## TASK REQUIREMENTS
Look for "subject" in each line of the entries, and return the matching lines.

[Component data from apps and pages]
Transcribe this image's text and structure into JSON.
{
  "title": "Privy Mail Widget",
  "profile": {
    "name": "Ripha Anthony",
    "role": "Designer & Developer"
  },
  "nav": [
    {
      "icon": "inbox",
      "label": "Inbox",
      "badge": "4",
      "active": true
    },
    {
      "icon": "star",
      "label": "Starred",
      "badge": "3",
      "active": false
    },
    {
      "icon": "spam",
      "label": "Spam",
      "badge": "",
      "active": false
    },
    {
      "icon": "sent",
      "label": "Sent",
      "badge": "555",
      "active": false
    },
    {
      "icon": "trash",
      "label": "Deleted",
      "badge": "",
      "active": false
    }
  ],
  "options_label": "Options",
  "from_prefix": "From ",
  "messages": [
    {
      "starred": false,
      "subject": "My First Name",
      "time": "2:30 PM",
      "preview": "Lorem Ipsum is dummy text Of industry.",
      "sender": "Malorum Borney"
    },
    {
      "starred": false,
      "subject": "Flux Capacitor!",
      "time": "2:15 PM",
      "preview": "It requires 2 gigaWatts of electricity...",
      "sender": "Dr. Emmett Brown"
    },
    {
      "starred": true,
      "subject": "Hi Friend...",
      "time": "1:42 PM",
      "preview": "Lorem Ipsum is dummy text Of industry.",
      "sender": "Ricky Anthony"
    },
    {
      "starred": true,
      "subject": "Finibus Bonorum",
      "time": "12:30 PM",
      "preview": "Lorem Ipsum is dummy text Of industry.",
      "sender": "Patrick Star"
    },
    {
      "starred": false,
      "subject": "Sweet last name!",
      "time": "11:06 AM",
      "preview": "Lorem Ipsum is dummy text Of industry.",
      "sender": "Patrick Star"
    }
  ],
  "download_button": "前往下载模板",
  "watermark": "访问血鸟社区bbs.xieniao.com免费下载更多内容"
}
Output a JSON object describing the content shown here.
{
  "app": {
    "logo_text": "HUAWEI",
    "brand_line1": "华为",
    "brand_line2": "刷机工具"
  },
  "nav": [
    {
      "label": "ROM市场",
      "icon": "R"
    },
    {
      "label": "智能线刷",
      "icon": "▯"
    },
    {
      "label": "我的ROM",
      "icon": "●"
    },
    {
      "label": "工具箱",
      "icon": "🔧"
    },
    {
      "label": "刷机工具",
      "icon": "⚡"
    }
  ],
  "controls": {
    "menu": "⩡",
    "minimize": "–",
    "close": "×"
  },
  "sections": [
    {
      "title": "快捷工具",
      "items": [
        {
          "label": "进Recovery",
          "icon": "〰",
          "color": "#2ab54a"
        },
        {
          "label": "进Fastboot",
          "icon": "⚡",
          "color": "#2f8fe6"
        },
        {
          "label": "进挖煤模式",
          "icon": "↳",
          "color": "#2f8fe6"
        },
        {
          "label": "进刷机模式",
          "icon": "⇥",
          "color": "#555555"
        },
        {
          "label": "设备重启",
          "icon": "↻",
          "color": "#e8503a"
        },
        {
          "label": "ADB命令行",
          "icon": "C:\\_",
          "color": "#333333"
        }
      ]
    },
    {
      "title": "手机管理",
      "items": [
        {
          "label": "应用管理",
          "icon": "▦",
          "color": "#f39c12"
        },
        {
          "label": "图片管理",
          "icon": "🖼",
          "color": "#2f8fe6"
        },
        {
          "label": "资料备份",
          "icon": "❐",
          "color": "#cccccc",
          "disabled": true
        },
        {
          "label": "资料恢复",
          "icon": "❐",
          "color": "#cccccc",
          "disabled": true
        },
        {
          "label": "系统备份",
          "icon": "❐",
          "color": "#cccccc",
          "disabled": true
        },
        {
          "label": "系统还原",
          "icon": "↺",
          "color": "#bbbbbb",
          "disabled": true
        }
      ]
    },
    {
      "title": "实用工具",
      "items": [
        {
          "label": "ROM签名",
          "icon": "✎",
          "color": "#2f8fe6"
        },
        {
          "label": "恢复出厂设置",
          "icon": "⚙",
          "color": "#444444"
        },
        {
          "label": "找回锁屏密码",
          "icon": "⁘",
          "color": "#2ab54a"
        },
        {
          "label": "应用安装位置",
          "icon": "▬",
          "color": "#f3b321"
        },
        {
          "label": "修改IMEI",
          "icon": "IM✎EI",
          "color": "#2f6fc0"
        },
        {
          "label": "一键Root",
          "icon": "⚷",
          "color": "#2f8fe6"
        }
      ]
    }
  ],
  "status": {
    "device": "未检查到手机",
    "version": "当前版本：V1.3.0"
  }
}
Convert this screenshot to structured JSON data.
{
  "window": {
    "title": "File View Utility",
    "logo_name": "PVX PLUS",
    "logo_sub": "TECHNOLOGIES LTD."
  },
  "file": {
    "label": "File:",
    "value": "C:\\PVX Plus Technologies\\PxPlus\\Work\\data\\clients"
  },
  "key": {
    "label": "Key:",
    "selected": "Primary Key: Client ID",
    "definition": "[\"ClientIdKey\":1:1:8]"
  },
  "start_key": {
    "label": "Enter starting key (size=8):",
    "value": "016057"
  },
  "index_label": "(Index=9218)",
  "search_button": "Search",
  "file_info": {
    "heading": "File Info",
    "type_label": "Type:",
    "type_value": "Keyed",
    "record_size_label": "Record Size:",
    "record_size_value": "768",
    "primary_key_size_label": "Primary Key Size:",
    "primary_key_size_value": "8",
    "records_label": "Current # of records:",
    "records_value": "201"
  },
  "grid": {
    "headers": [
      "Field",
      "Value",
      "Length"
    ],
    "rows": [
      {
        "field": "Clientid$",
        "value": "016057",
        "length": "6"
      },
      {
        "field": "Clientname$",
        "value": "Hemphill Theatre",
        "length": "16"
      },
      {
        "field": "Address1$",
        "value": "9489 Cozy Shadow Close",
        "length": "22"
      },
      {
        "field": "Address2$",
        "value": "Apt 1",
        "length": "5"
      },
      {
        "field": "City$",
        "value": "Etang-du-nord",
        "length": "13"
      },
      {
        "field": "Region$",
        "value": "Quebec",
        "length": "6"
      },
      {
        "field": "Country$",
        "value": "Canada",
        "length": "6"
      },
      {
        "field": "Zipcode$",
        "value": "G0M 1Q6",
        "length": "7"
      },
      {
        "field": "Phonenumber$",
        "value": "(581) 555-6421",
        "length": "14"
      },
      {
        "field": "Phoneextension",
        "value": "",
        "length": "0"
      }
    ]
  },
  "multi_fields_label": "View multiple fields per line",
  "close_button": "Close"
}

## PROBLEM SOLUTION
      "subject": "My First Name",
      "subject": "Flux Capacitor!",
      "subject": "Hi Friend...",
      "subject": "Finibus Bonorum",
      "subject": "Sweet last name!",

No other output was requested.